A tank and several armored vehicles with dozens of SWAT officers and a bomb robot rolled into a generally quiet Phoenix neighborhood on March 21, startling the residents. Knocking down a wall, deputies raided the home of Jesus Llovera, who was “suspected” of running a cockfighting business, and, indeed, 115 chickens were found inside, but Llovera was alone and unarmed, and his only previous connection to cockfights was a misdemeanor conviction in 2010 for attending one. “We’re going to err on the side of caution,” said Sgt. Jesse Spurgin. Adding to neighbors’ amazement was the almost-fanciful sight‚—riding in the tank—of actor Steven Seagal, who had brought his “Lawman” reality TV show to Phoenix.
Product Giveaways: (1) New sign-ups for higher-end Dish satellite TV systems at the Radio Shack in Hamilton, Mont., also receive free Hi-Point .380 pistols or 20-gauge shotguns (after passing a background check, paid for by the store). The owner said his business has tripled since introducing the premium in October. (2) Bobblehead dolls may be popular baseball giveaways, but as part of the local “Green Sports Alliance” demonstrating concern for the environment, the Seattle Mariners announced in March that for several games this season, fans would get free bags of compost (made from food and other items discarded at Mariners games).
A Chinese Capitalist’s Learning Curve: In the early hours of the destruction at Japan’s Fukushima nuclear power plant in March, rumors abounded that millions of people might need iodine products to fight off radiation. A restaurateur named Guo in Wuhan, China, seeing the price of iodized table salt rise dramatically, cleverly cornered a market with 4 1/2 tons of it, trucked to his home, where it filled half the rooms. According to a March 25 China Daily report, the price has returned to pre-Fukushima levels—much less than what Guo paid, and he can neither return the salt (lacking documentation) nor sell nor transport it (lacking the proper licenses).
Weird Science From a March Discovery.com report: “Forty million years ago, a female mite met an attractive partner, grabbed him with her clingy rear end, and began to mate—just before a blob of tree resin fell on the couple, preserving the moment for eternity.” The resin-encrusted mites were discovered recently by researchers from the University of Michigan Museum of Zoology (who noted that, in those days, the female dominated mating, but that evolution has reversed that role).
Medical Marvels: (1) Supatra Sasuphan, 11, of Bangkok, was recently noted as the world’s hairiest girl by the Guinness Book of World Records for her wolf-like facial hair as one of only 50 people in history to be recorded with hypertrichosis. Though she has of course been teased and taunted at school, she told a reporter in February that the Guinness Book recognition has actually increased her popularity at Ratchabophit school. (2) According to a team of University of Montreal psychologists, a 23-year-old man, “Mathieu,” is the first documented case of a person wholly unable to feel a musical beat or to move in time with it. The scientists report for an upcoming journal article that Mathieu sings in tune but merely flails with his body, bouncing up and down much more randomly than do people who are merely poor dancers.

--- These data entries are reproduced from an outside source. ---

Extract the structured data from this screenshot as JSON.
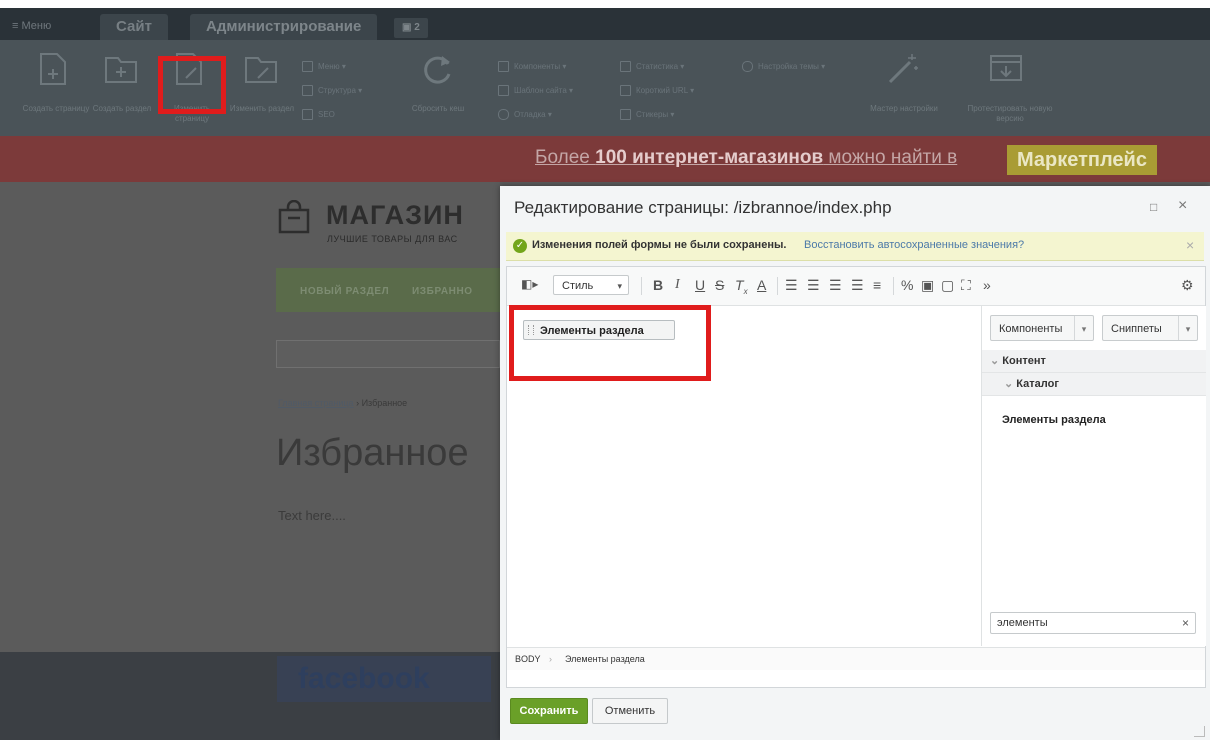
{
  "topbar": {
    "menu_label": "≡ Меню",
    "tab_site": "Сайт",
    "tab_admin": "Администрирование",
    "notify_count": "2"
  },
  "toolbar": {
    "create_page": "Создать страницу",
    "create_section": "Создать раздел",
    "edit_page": "Изменить страницу",
    "edit_section": "Изменить раздел",
    "menu": "Меню",
    "structure": "Структура",
    "seo": "SEO",
    "reset_cache": "Сбросить кеш",
    "components": "Компоненты",
    "site_template": "Шаблон сайта",
    "debug": "Отладка",
    "statistics": "Статистика",
    "short_url": "Короткий URL",
    "stickers": "Стикеры",
    "theme_settings": "Настройка темы",
    "wizard": "Мастер настройки",
    "test_version": "Протестировать новую версию"
  },
  "banner": {
    "text_pre": "Более ",
    "text_bold": "100 интернет-магазинов",
    "text_post": " можно найти в ",
    "badge": "Маркетплейс"
  },
  "shop": {
    "name": "МАГАЗИН",
    "subtitle": "ЛУЧШИЕ ТОВАРЫ ДЛЯ ВАС",
    "nav_new": "НОВЫЙ РАЗДЕЛ",
    "nav_fav": "ИЗБРАННО",
    "crumb_home": "Главная страница",
    "crumb_sep": "›",
    "crumb_current": "Избранное",
    "heading": "Избранное",
    "body_text": "Text here....",
    "footer_social": "facebook"
  },
  "dialog": {
    "title": "Редактирование страницы: /izbrannoe/index.php",
    "warn_message": "Изменения полей формы не были сохранены.",
    "warn_link": "Восстановить автосохраненные значения?",
    "style_select": "Стиль",
    "component_chip": "Элементы раздела",
    "side_components": "Компоненты",
    "side_snippets": "Сниппеты",
    "tree_content": "Контент",
    "tree_catalog": "Каталог",
    "tree_leaf": "Элементы раздела",
    "search_value": "элементы",
    "path_body": "BODY",
    "path_item": "Элементы раздела",
    "save": "Сохранить",
    "cancel": "Отменить"
  },
  "colors": {
    "highlight": "#e01c1c",
    "save_green": "#6aa028",
    "link_blue": "#4b79a8"
  }
}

Scientists Just Wanna Have Fun: A team of whimsical researchers at the University of Osaka (Japan) Graduate School of “Frontier Biosciences” has produced a strain of mice prone to “miscopying” DNA—making them susceptible to developing sometimes-unexpected mutations, such as their recently born mouse that tweets like a bird. Lead researcher Arikuni Uchimura told London’s Daily Mail that he had expected to produce, instead, a mouse with an odd shape, but the “singing mouse” emerged. Previously, the team produced a mouse with dachshund-like short limbs.
People With Too Much Money: (1) During New York City’s Fashion Week in February, “fanny packs” made a comeback (though certainly not under that name), according to a Wall Street Journal report, ranging in price from a $325 Diane von Furstenberg to an Hermes “Kelly Bandeau” model, expected to sell for $4,675. (2) An unidentified “coal baron” in northern China purchased an 11-month-old, 180-pound red Tibetan mastiff recently from a breeder in Qingdao for the equivalent of about $1.52 million. “The price is justified,” said breeder Lu Liang. “We have spent a lot of money raising this dog, and we have the salaries of plenty of staff to pay.”
Smooth Reactions A suspicious wife (who lives apart from her husband because of work requirements) flew to the couple’s principal home in Wilmette, Ill., on March 4 and, finding her husband’s new girlfriend’s clothes hanging in their closet, scissored out the crotch area of all her pants, doing about $2,000 in damage, and leaving the remnants in the driveway before returning to her East Coast home. According to police, neither the husband nor the girlfriend chose to file complaints, and the case is closed.